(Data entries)
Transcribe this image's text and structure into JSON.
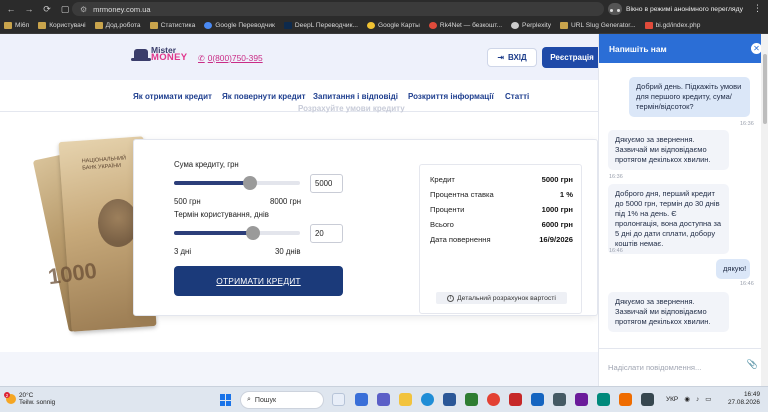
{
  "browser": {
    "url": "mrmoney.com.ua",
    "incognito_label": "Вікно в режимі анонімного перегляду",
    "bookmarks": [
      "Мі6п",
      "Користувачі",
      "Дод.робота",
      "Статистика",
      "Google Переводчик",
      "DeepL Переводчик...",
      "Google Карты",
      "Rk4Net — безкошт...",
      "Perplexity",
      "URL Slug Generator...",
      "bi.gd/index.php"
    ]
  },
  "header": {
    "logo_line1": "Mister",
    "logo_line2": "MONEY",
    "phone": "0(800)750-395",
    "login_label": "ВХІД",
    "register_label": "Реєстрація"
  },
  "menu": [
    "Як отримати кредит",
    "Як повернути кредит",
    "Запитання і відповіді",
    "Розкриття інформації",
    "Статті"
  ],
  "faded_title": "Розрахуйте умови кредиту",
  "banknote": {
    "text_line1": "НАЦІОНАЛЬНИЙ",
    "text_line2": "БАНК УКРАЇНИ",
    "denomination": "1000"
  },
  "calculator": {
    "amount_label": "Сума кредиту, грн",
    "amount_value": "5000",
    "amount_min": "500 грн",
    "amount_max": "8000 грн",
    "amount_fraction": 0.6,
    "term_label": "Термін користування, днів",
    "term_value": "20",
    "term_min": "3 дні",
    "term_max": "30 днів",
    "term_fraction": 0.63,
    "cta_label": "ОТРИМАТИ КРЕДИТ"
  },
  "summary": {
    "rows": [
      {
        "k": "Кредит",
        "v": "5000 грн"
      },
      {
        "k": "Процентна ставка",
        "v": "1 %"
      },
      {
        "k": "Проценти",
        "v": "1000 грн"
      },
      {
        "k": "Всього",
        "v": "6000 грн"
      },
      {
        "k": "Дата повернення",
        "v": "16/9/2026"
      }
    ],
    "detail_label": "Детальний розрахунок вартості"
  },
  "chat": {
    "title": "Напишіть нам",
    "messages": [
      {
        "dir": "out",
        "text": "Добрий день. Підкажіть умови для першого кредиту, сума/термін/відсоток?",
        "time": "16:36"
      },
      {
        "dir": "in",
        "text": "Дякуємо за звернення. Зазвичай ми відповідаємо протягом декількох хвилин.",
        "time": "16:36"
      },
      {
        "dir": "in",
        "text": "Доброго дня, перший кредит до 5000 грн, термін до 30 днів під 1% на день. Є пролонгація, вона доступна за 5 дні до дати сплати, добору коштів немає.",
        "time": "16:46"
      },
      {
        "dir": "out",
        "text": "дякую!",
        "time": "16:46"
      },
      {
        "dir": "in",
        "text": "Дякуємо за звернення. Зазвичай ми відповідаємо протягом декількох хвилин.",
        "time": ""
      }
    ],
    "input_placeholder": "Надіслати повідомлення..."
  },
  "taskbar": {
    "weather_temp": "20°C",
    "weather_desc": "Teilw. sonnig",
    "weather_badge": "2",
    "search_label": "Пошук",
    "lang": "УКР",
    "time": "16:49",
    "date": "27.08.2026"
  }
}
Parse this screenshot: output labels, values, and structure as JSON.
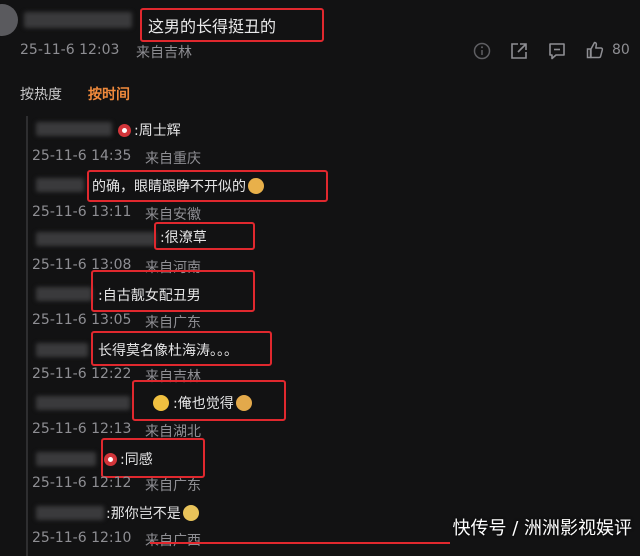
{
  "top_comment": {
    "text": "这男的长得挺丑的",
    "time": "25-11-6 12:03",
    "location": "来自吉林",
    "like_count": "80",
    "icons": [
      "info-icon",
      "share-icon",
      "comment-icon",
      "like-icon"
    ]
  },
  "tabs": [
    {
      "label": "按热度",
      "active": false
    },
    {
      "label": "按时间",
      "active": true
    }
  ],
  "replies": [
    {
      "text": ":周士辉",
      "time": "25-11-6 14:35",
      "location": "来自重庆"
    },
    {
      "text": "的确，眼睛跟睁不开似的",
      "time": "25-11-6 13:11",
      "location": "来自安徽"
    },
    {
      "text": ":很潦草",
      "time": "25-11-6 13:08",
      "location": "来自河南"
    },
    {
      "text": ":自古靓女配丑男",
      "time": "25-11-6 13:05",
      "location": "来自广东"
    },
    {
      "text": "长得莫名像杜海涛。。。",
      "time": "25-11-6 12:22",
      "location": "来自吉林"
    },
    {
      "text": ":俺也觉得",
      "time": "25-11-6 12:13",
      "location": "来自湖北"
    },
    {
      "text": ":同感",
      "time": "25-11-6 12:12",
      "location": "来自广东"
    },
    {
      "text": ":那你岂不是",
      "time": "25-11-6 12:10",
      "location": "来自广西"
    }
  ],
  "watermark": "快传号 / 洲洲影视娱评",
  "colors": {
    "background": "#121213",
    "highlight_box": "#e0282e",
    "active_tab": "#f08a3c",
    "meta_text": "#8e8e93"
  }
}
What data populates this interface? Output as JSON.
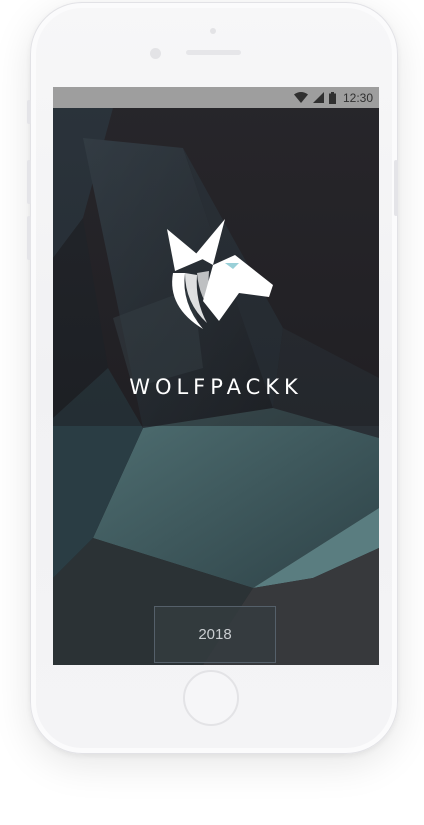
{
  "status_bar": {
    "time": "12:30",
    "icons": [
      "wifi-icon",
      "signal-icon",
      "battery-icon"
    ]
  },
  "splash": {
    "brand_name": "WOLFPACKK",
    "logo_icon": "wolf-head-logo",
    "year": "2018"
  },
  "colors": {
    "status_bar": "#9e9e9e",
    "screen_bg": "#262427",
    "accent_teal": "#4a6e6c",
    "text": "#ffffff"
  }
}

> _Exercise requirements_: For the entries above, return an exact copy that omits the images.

> _Exercise output_:
Transcribe this image's text and structure into JSON.
{
  "browser": {
    "url": "mrmoney.com.ua",
    "incognito_label": "Вікно в режимі анонімного перегляду",
    "bookmarks": [
      "Мі6п",
      "Користувачі",
      "Дод.робота",
      "Статистика",
      "Google Переводчик",
      "DeepL Переводчик...",
      "Google Карты",
      "Rk4Net — безкошт...",
      "Perplexity",
      "URL Slug Generator...",
      "bi.gd/index.php"
    ]
  },
  "header": {
    "logo_line1": "Mister",
    "logo_line2": "MONEY",
    "phone": "0(800)750-395",
    "login_label": "ВХІД",
    "register_label": "Реєстрація"
  },
  "menu": [
    "Як отримати кредит",
    "Як повернути кредит",
    "Запитання і відповіді",
    "Розкриття інформації",
    "Статті"
  ],
  "faded_title": "Розрахуйте умови кредиту",
  "banknote": {
    "text_line1": "НАЦІОНАЛЬНИЙ",
    "text_line2": "БАНК УКРАЇНИ",
    "denomination": "1000"
  },
  "calculator": {
    "amount_label": "Сума кредиту, грн",
    "amount_value": "5000",
    "amount_min": "500 грн",
    "amount_max": "8000 грн",
    "amount_fraction": 0.6,
    "term_label": "Термін користування, днів",
    "term_value": "20",
    "term_min": "3 дні",
    "term_max": "30 днів",
    "term_fraction": 0.63,
    "cta_label": "ОТРИМАТИ КРЕДИТ"
  },
  "summary": {
    "rows": [
      {
        "k": "Кредит",
        "v": "5000 грн"
      },
      {
        "k": "Процентна ставка",
        "v": "1 %"
      },
      {
        "k": "Проценти",
        "v": "1000 грн"
      },
      {
        "k": "Всього",
        "v": "6000 грн"
      },
      {
        "k": "Дата повернення",
        "v": "16/9/2026"
      }
    ],
    "detail_label": "Детальний розрахунок вартості"
  },
  "chat": {
    "title": "Напишіть нам",
    "messages": [
      {
        "dir": "out",
        "text": "Добрий день. Підкажіть умови для першого кредиту, сума/термін/відсоток?",
        "time": "16:36"
      },
      {
        "dir": "in",
        "text": "Дякуємо за звернення. Зазвичай ми відповідаємо протягом декількох хвилин.",
        "time": "16:36"
      },
      {
        "dir": "in",
        "text": "Доброго дня, перший кредит до 5000 грн, термін до 30 днів під 1% на день. Є пролонгація, вона доступна за 5 дні до дати сплати, добору коштів немає.",
        "time": "16:46"
      },
      {
        "dir": "out",
        "text": "дякую!",
        "time": "16:46"
      },
      {
        "dir": "in",
        "text": "Дякуємо за звернення. Зазвичай ми відповідаємо протягом декількох хвилин.",
        "time": ""
      }
    ],
    "input_placeholder": "Надіслати повідомлення..."
  },
  "taskbar": {
    "weather_temp": "20°C",
    "weather_desc": "Teilw. sonnig",
    "weather_badge": "2",
    "search_label": "Пошук",
    "lang": "УКР",
    "time": "16:49",
    "date": "27.08.2026"
  }
}
Parse this screenshot: output labels, values, and structure as JSON.
{
  "top_comment": {
    "text": "这男的长得挺丑的",
    "time": "25-11-6 12:03",
    "location": "来自吉林",
    "like_count": "80",
    "icons": [
      "info-icon",
      "share-icon",
      "comment-icon",
      "like-icon"
    ]
  },
  "tabs": [
    {
      "label": "按热度",
      "active": false
    },
    {
      "label": "按时间",
      "active": true
    }
  ],
  "replies": [
    {
      "text": ":周士辉",
      "time": "25-11-6 14:35",
      "location": "来自重庆"
    },
    {
      "text": "的确，眼睛跟睁不开似的",
      "time": "25-11-6 13:11",
      "location": "来自安徽"
    },
    {
      "text": ":很潦草",
      "time": "25-11-6 13:08",
      "location": "来自河南"
    },
    {
      "text": ":自古靓女配丑男",
      "time": "25-11-6 13:05",
      "location": "来自广东"
    },
    {
      "text": "长得莫名像杜海涛。。。",
      "time": "25-11-6 12:22",
      "location": "来自吉林"
    },
    {
      "text": ":俺也觉得",
      "time": "25-11-6 12:13",
      "location": "来自湖北"
    },
    {
      "text": ":同感",
      "time": "25-11-6 12:12",
      "location": "来自广东"
    },
    {
      "text": ":那你岂不是",
      "time": "25-11-6 12:10",
      "location": "来自广西"
    }
  ],
  "watermark": "快传号 / 洲洲影视娱评",
  "colors": {
    "background": "#121213",
    "highlight_box": "#e0282e",
    "active_tab": "#f08a3c",
    "meta_text": "#8e8e93"
  }
}
What data populates this interface? Output as JSON.
{
  "status_bar": {
    "time": "12:30",
    "icons": [
      "wifi-icon",
      "signal-icon",
      "battery-icon"
    ]
  },
  "splash": {
    "brand_name": "WOLFPACKK",
    "logo_icon": "wolf-head-logo",
    "year": "2018"
  },
  "colors": {
    "status_bar": "#9e9e9e",
    "screen_bg": "#262427",
    "accent_teal": "#4a6e6c",
    "text": "#ffffff"
  }
}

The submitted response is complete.